(Data records for software interfaces)
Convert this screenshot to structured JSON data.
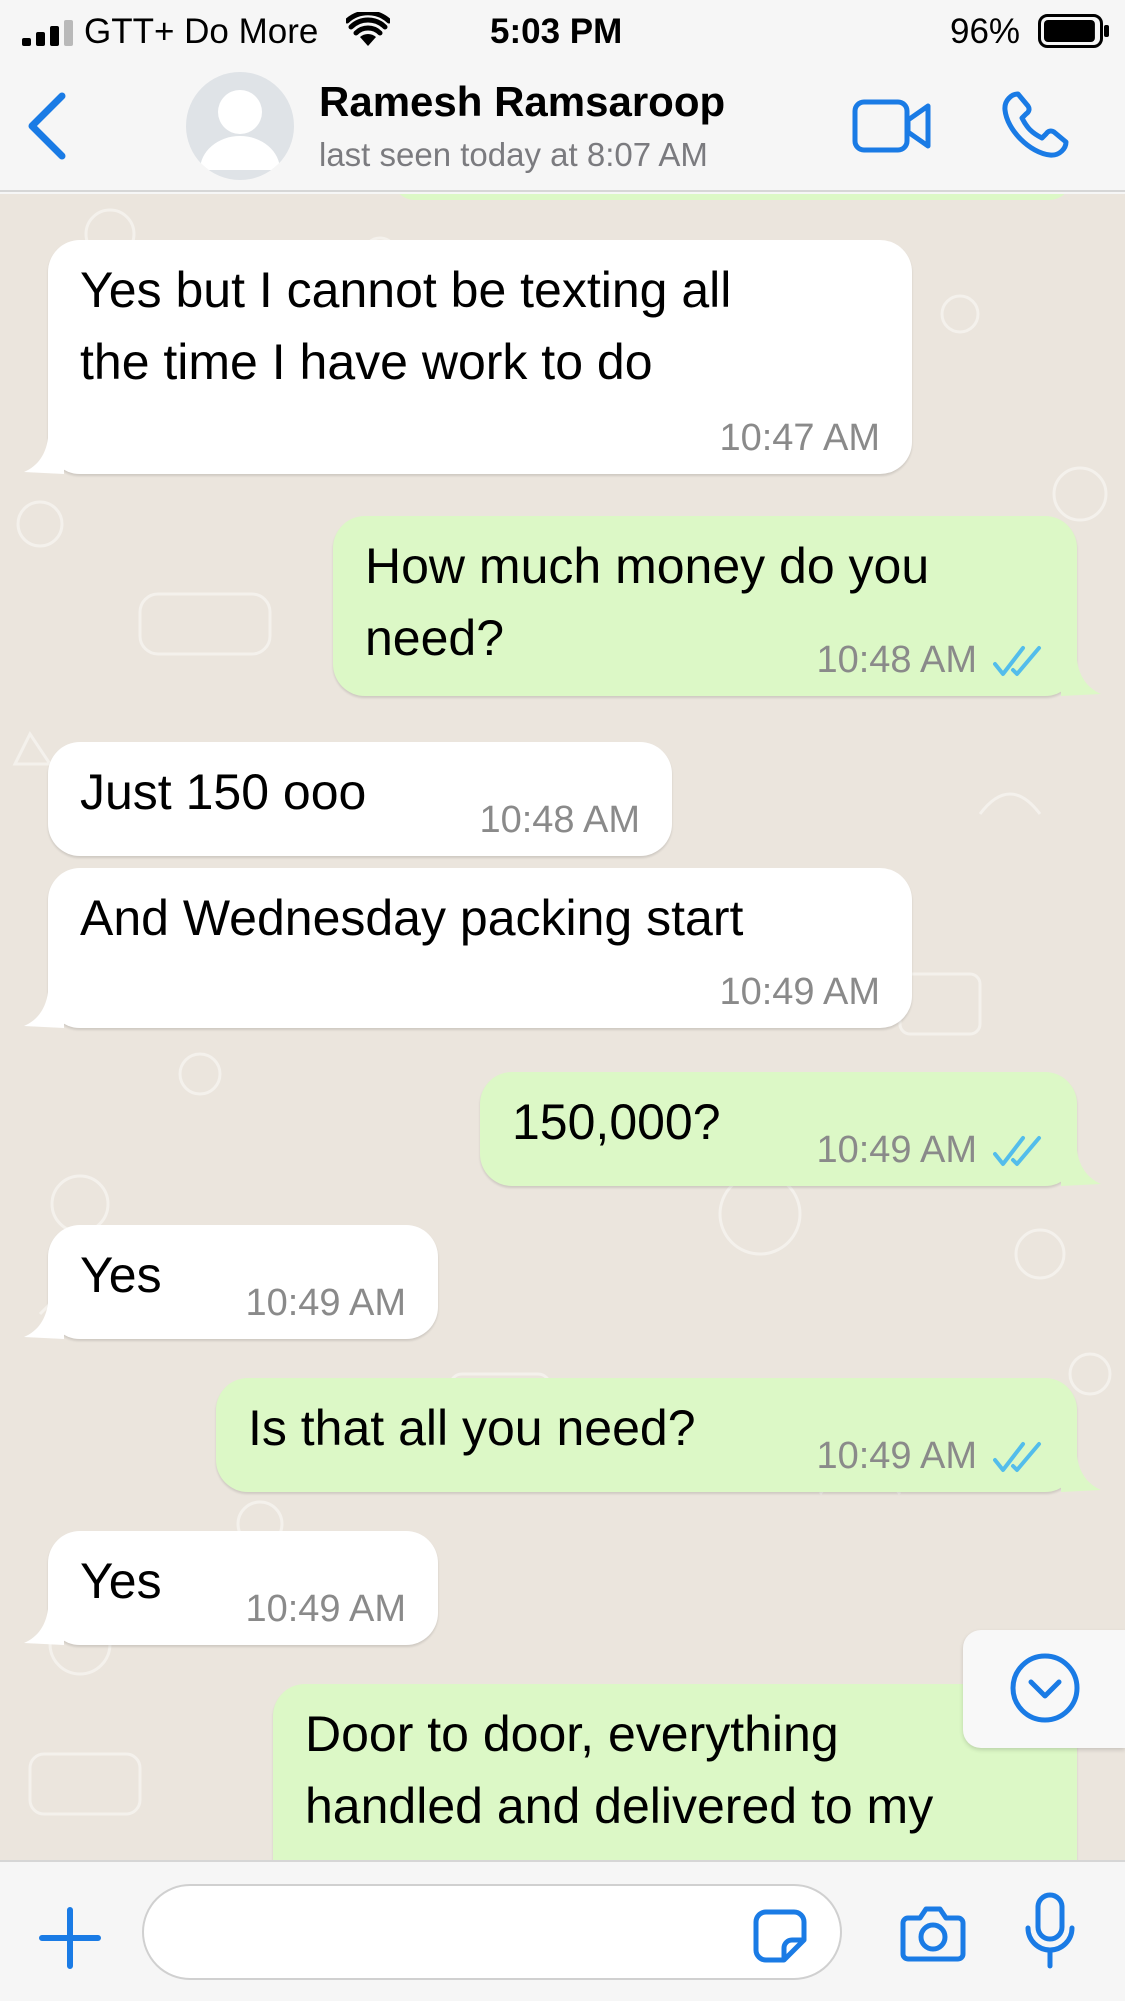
{
  "status_bar": {
    "carrier": "GTT+ Do More",
    "time": "5:03 PM",
    "battery_percent": "96%",
    "signal_bars": 4,
    "battery_level": 0.96
  },
  "header": {
    "back_icon": "chevron-left-icon",
    "contact_name": "Ramesh Ramsaroop",
    "last_seen": "last seen today at 8:07 AM",
    "video_icon": "video-camera-icon",
    "call_icon": "phone-icon"
  },
  "messages": [
    {
      "direction": "in",
      "text": "Yes but I cannot be texting all\nthe time I have work to do",
      "time": "10:47 AM"
    },
    {
      "direction": "out",
      "text": "How much money do you\nneed?",
      "time": "10:48 AM",
      "status": "read"
    },
    {
      "direction": "in",
      "text": "Just 150 ooo",
      "time": "10:48 AM"
    },
    {
      "direction": "in",
      "text": "And Wednesday packing start",
      "time": "10:49 AM"
    },
    {
      "direction": "out",
      "text": "150,000?",
      "time": "10:49 AM",
      "status": "read"
    },
    {
      "direction": "in",
      "text": "Yes",
      "time": "10:49 AM"
    },
    {
      "direction": "out",
      "text": "Is that all you need?",
      "time": "10:49 AM",
      "status": "read"
    },
    {
      "direction": "in",
      "text": "Yes",
      "time": "10:49 AM"
    },
    {
      "direction": "out",
      "text": "Door to door, everything\nhandled and delivered to my",
      "time": "",
      "status": ""
    }
  ],
  "input_bar": {
    "plus_icon": "plus-icon",
    "message_placeholder": "",
    "sticker_icon": "sticker-icon",
    "camera_icon": "camera-icon",
    "mic_icon": "microphone-icon"
  },
  "colors": {
    "accent": "#1a7be5",
    "incoming_bubble": "#ffffff",
    "outgoing_bubble": "#dcf8c6",
    "chat_background": "#ebe5dd",
    "read_ticks": "#53bdeb",
    "timestamp": "#8a8a8a"
  }
}
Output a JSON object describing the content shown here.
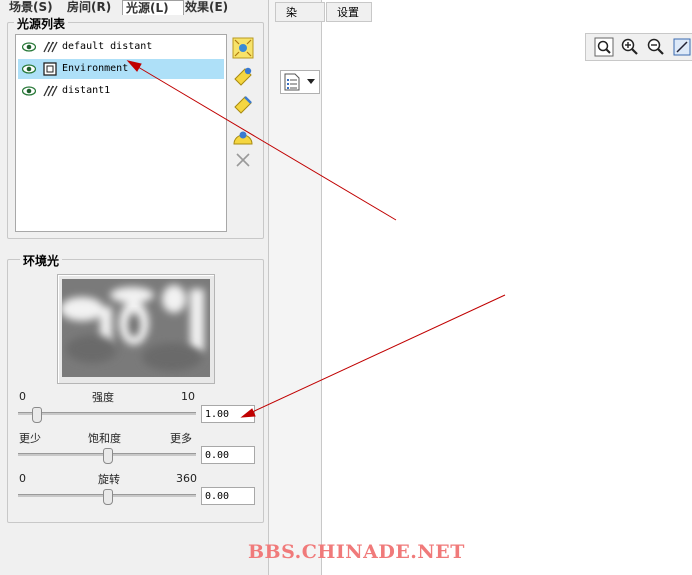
{
  "tabs": [
    {
      "label": "场景(S)"
    },
    {
      "label": "房间(R)"
    },
    {
      "label": "光源(L)"
    },
    {
      "label": "效果(E)"
    }
  ],
  "top_tabs": [
    {
      "label": "染"
    },
    {
      "label": "设置"
    }
  ],
  "light_list": {
    "title": "光源列表",
    "items": [
      {
        "name": "default distant",
        "type_icon": "distant-light-icon"
      },
      {
        "name": "Environment",
        "type_icon": "environment-light-icon"
      },
      {
        "name": "distant1",
        "type_icon": "distant-light-icon"
      }
    ],
    "selected_index": 1
  },
  "toolbox": [
    "add-spot-light-icon",
    "add-area-light-icon",
    "add-distant-light-icon",
    "add-point-light-icon",
    "delete-icon"
  ],
  "ambient": {
    "title": "环境光",
    "intensity": {
      "label": "强度",
      "min": "0",
      "max": "10",
      "value": "1.00",
      "level": 0.1
    },
    "saturation": {
      "label": "饱和度",
      "min": "更少",
      "max": "更多",
      "value": "0.00",
      "level": 0.5
    },
    "rotation": {
      "label": "旋转",
      "min": "0",
      "max": "360",
      "value": "0.00",
      "level": 0.5
    }
  },
  "view_toolbar": [
    "zoom-fit-icon",
    "zoom-in-icon",
    "zoom-out-icon",
    "region-zoom-icon"
  ],
  "colors": {
    "accent_selection": "#aee0f8",
    "annotation_arrow": "#c00000",
    "watermark": "#f07a7a"
  },
  "watermark": "BBS.CHINADE.NET"
}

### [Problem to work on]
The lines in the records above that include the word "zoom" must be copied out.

### [Written answer]
    "zoom-fit-icon",
    "zoom-in-icon",
    "zoom-out-icon",
    "region-zoom-icon"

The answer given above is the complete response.